Vaccine rollout too slow in US crisis

·3-min read

The United States has ended 2020 with a record number of people hospitalised for COVID-19 and with discouraging forecasts for the first months of 2021 after the arrival of the mutated strain first identified in the UK.

New Year's Eve has been sombre in the country where the pandemic has led to almost 20 million confirmed cases and more than 343,000 deaths.

December has seen new records for fatalities set on consecutive days, according to the independent tally being kept by The Johns Hopkins University.

And the outlook for January looks extremely dark with the US Centres for Disease Prevention and Control predicting that in the coming three weeks at least 80,000 Americans could die from disease.

California, one of the states where hospitalisations have skyrocketed in recent weeks, announced on Wednesday that it had detected the first case in the state of the viral strain reported in the UK , one day after Colorado diagnosed the first US case there.

Dr. Anthony Fauci said in a Thursday interview with NBC News that it was "inevitable" the new strain would get to the US and very soon cases will be detected in other states.

Given this panorama, many Americans are putting all their hopes on the vaccines, but the immunisation campaign - was launched two weeks ago - has progressed much more slowly than predicted by the Donald Trump administration.
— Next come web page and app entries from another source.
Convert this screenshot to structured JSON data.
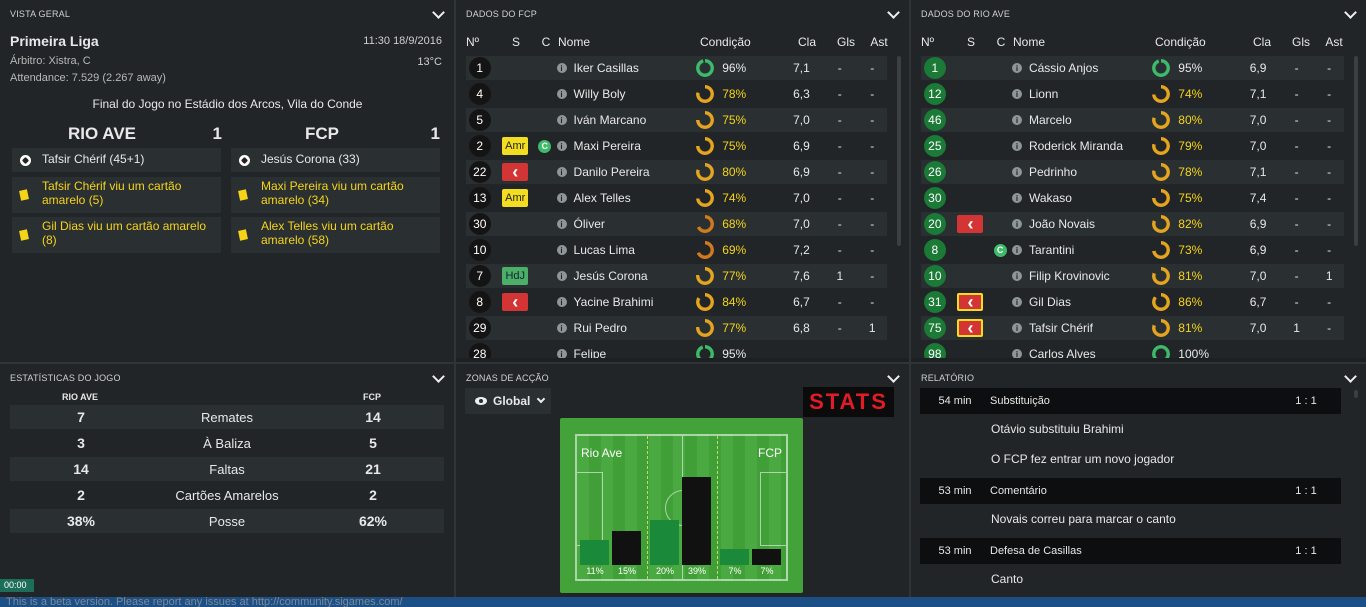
{
  "overview": {
    "header": "VISTA GERAL",
    "competition": "Primeira Liga",
    "datetime": "11:30 18/9/2016",
    "referee": "Árbitro: Xistra, C",
    "temperature": "13°C",
    "attendance": "Attendance: 7.529 (2.267 away)",
    "final": "Final do Jogo no Estádio dos Arcos, Vila do Conde",
    "home": {
      "name": "RIO AVE",
      "score": "1",
      "events": [
        {
          "type": "goal",
          "text": "Tafsir Chérif (45+1)"
        },
        {
          "type": "yellow",
          "text": "Tafsir Chérif viu um cartão amarelo (5)"
        },
        {
          "type": "yellow",
          "text": "Gil Dias viu um cartão amarelo (8)"
        }
      ]
    },
    "away": {
      "name": "FCP",
      "score": "1",
      "events": [
        {
          "type": "goal",
          "text": "Jesús Corona (33)"
        },
        {
          "type": "yellow",
          "text": "Maxi Pereira viu um cartão amarelo (34)"
        },
        {
          "type": "yellow",
          "text": "Alex Telles viu um cartão amarelo (58)"
        }
      ]
    }
  },
  "squad_cols": {
    "no": "Nº",
    "s": "S",
    "c": "C",
    "name": "Nome",
    "cond": "Condição",
    "cla": "Cla",
    "gls": "Gls",
    "ast": "Ast"
  },
  "fcp": {
    "header": "DADOS DO FCP",
    "rows": [
      {
        "no": "1",
        "s": "",
        "c": "",
        "name": "Iker Casillas",
        "cond": "96%",
        "cond_val": 96,
        "cla": "7,1",
        "gls": "-",
        "ast": "-"
      },
      {
        "no": "4",
        "s": "",
        "c": "",
        "name": "Willy Boly",
        "cond": "78%",
        "cond_val": 78,
        "cla": "6,3",
        "gls": "-",
        "ast": "-"
      },
      {
        "no": "5",
        "s": "",
        "c": "",
        "name": "Iván Marcano",
        "cond": "75%",
        "cond_val": 75,
        "cla": "7,0",
        "gls": "-",
        "ast": "-"
      },
      {
        "no": "2",
        "s": "Amr",
        "c": "C",
        "name": "Maxi Pereira",
        "cond": "75%",
        "cond_val": 75,
        "cla": "6,9",
        "gls": "-",
        "ast": "-"
      },
      {
        "no": "22",
        "s": "sub",
        "c": "",
        "name": "Danilo Pereira",
        "cond": "80%",
        "cond_val": 80,
        "cla": "6,9",
        "gls": "-",
        "ast": "-"
      },
      {
        "no": "13",
        "s": "Amr",
        "c": "",
        "name": "Alex Telles",
        "cond": "74%",
        "cond_val": 74,
        "cla": "7,0",
        "gls": "-",
        "ast": "-"
      },
      {
        "no": "30",
        "s": "",
        "c": "",
        "name": "Óliver",
        "cond": "68%",
        "cond_val": 68,
        "cla": "7,0",
        "gls": "-",
        "ast": "-"
      },
      {
        "no": "10",
        "s": "",
        "c": "",
        "name": "Lucas Lima",
        "cond": "69%",
        "cond_val": 69,
        "cla": "7,2",
        "gls": "-",
        "ast": "-"
      },
      {
        "no": "7",
        "s": "HdJ",
        "c": "",
        "name": "Jesús Corona",
        "cond": "77%",
        "cond_val": 77,
        "cla": "7,6",
        "gls": "1",
        "ast": "-"
      },
      {
        "no": "8",
        "s": "sub",
        "c": "",
        "name": "Yacine Brahimi",
        "cond": "84%",
        "cond_val": 84,
        "cla": "6,7",
        "gls": "-",
        "ast": "-"
      },
      {
        "no": "29",
        "s": "",
        "c": "",
        "name": "Rui Pedro",
        "cond": "77%",
        "cond_val": 77,
        "cla": "6,8",
        "gls": "-",
        "ast": "1"
      },
      {
        "no": "28",
        "s": "",
        "c": "",
        "name": "Felipe",
        "cond": "95%",
        "cond_val": 95,
        "cla": "",
        "gls": "",
        "ast": ""
      }
    ]
  },
  "rioave": {
    "header": "DADOS DO RIO AVE",
    "rows": [
      {
        "no": "1",
        "s": "",
        "c": "",
        "name": "Cássio Anjos",
        "cond": "95%",
        "cond_val": 95,
        "cla": "6,9",
        "gls": "-",
        "ast": "-"
      },
      {
        "no": "12",
        "s": "",
        "c": "",
        "name": "Lionn",
        "cond": "74%",
        "cond_val": 74,
        "cla": "7,1",
        "gls": "-",
        "ast": "-"
      },
      {
        "no": "46",
        "s": "",
        "c": "",
        "name": "Marcelo",
        "cond": "80%",
        "cond_val": 80,
        "cla": "7,0",
        "gls": "-",
        "ast": "-"
      },
      {
        "no": "25",
        "s": "",
        "c": "",
        "name": "Roderick Miranda",
        "cond": "79%",
        "cond_val": 79,
        "cla": "7,0",
        "gls": "-",
        "ast": "-"
      },
      {
        "no": "26",
        "s": "",
        "c": "",
        "name": "Pedrinho",
        "cond": "78%",
        "cond_val": 78,
        "cla": "7,1",
        "gls": "-",
        "ast": "-"
      },
      {
        "no": "30",
        "s": "",
        "c": "",
        "name": "Wakaso",
        "cond": "75%",
        "cond_val": 75,
        "cla": "7,4",
        "gls": "-",
        "ast": "-"
      },
      {
        "no": "20",
        "s": "sub",
        "c": "",
        "name": "João Novais",
        "cond": "82%",
        "cond_val": 82,
        "cla": "6,9",
        "gls": "-",
        "ast": "-"
      },
      {
        "no": "8",
        "s": "",
        "c": "C",
        "name": "Tarantini",
        "cond": "73%",
        "cond_val": 73,
        "cla": "6,9",
        "gls": "-",
        "ast": "-"
      },
      {
        "no": "10",
        "s": "",
        "c": "",
        "name": "Filip Krovinovic",
        "cond": "81%",
        "cond_val": 81,
        "cla": "7,0",
        "gls": "-",
        "ast": "1"
      },
      {
        "no": "31",
        "s": "subY",
        "c": "",
        "name": "Gil Dias",
        "cond": "86%",
        "cond_val": 86,
        "cla": "6,7",
        "gls": "-",
        "ast": "-"
      },
      {
        "no": "75",
        "s": "subY",
        "c": "",
        "name": "Tafsir Chérif",
        "cond": "81%",
        "cond_val": 81,
        "cla": "7,0",
        "gls": "1",
        "ast": "-"
      },
      {
        "no": "98",
        "s": "",
        "c": "",
        "name": "Carlos Alves",
        "cond": "100%",
        "cond_val": 100,
        "cla": "",
        "gls": "",
        "ast": ""
      }
    ]
  },
  "stats": {
    "header": "ESTATÍSTICAS DO JOGO",
    "home": "RIO AVE",
    "away": "FCP",
    "rows": [
      {
        "l": "7",
        "label": "Remates",
        "r": "14"
      },
      {
        "l": "3",
        "label": "À Baliza",
        "r": "5"
      },
      {
        "l": "14",
        "label": "Faltas",
        "r": "21"
      },
      {
        "l": "2",
        "label": "Cartões Amarelos",
        "r": "2"
      },
      {
        "l": "38%",
        "label": "Posse",
        "r": "62%"
      }
    ]
  },
  "zones": {
    "header": "ZONAS DE ACÇÃO",
    "view": "Global",
    "logo": "STATS",
    "home": "Rio Ave",
    "away": "FCP",
    "values": [
      {
        "home": 11,
        "away": 15,
        "home_lbl": "11%",
        "away_lbl": "15%"
      },
      {
        "home": 20,
        "away": 39,
        "home_lbl": "20%",
        "away_lbl": "39%"
      },
      {
        "home": 7,
        "away": 7,
        "home_lbl": "7%",
        "away_lbl": "7%"
      }
    ],
    "colors": {
      "home": "#1a8a3a",
      "away": "#111111"
    }
  },
  "report": {
    "header": "RELATÓRIO",
    "blocks": [
      {
        "min": "54 min",
        "type": "Substituição",
        "score": "1 : 1",
        "lines": [
          "Otávio substituiu Brahimi",
          "O FCP fez entrar um novo jogador"
        ]
      },
      {
        "min": "53 min",
        "type": "Comentário",
        "score": "1 : 1",
        "lines": [
          "Novais correu para marcar o canto"
        ]
      },
      {
        "min": "53 min",
        "type": "Defesa de Casillas",
        "score": "1 : 1",
        "lines": [
          "Canto"
        ]
      }
    ]
  },
  "clock": "00:00",
  "footer": "This is a beta version. Please report any issues at http://community.sigames.com/"
}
As of Wednesday, fewer than 2.8 million people had received the first dose of the two-injection vaccine series, just 14 per cent of the 20 million Americans the government said it planned to immunise before the end of December.

Fauci said that he and other health experts would have liked things to move more smoothly and quickly, but obviously that has not occurred and that is "disappointing."

The man who will be President-elect Joe Biden's main medical advisor for the Covid-19 pandemic said health authorities are considering not reserving the second doses of the vaccine for those who have already had the first Pfizer and Moderna doses, but instead giving more people at least a first injection, which does provide a certain amount of protection, although two doses are required to get the efficacy up above 90 per cent.

Fauci said that giving just one shot is not an ideal solution and he urged the local authorities be given additional resources to be able to administer the vaccine in their areas.

In many cases local health clinics have been overwhelmed by the pandemic and have been unable to manage distributing and administering the meds, including training and scheduling health care personnel to do so.

Many health professionals are frustrated with the slowness of the campaign, including Jonathan Reiner, a professor of medicine at Johns Hopkins University, who says the government should repurpose big facilities like football stadiums into temporary vaccination clinics.

He told CNN the US needs to vaccinate two million people each day, not the 150,000 who are currently getting the vaccine, adding that he does not see the authorities moving with urgency to ramp up to the ideal level.

Meanwhile Trump, whose presidency ends on January 20, posted a new message on Twitter touting his alleged accomplishments, despite the tough scenario across much of the nation.

"(Amid) great challenges this year Americans showed incredible grit, strength, tenacity and resolve, and together we achieved truly historic victories like nobody ever thought possible," said Trump on a video he posted minutes after returning to the White House from a golfing vacation at his Mar-a-Lago resort in southeast Florida.